● Task instructions
Output each entry exactly; skip nothing.

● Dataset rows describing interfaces

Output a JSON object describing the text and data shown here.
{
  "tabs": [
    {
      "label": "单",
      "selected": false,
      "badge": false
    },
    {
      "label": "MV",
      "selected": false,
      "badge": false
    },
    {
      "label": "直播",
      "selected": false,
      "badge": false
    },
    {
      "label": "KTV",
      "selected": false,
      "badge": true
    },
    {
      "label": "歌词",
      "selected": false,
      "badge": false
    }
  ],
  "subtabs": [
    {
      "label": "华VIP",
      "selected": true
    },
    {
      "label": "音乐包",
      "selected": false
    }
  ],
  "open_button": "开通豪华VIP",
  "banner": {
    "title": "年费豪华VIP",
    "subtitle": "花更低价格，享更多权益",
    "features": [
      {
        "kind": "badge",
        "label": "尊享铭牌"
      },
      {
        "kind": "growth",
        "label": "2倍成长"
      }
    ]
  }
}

● Solved exercise
Output a JSON object describing the text and data shown here.
{
  "tabs": [
    {
      "label": "单",
      "selected": false,
      "badge": false
    },
    {
      "label": "MV",
      "selected": false,
      "badge": false
    },
    {
      "label": "直播",
      "selected": false,
      "badge": false
    },
    {
      "label": "KTV",
      "selected": false,
      "badge": true
    },
    {
      "label": "歌词",
      "selected": false,
      "badge": false
    }
  ],
  "subtabs": [
    {
      "label": "华VIP",
      "selected": true
    },
    {
      "label": "音乐包",
      "selected": false
    }
  ],
  "open_button": "开通豪华VIP",
  "banner": {
    "title": "年费豪华VIP",
    "subtitle": "花更低价格，享更多权益",
    "features": [
      {
        "kind": "badge",
        "label": "尊享铭牌"
      },
      {
        "kind": "growth",
        "label": "2倍成长"
      }
    ]
  }
}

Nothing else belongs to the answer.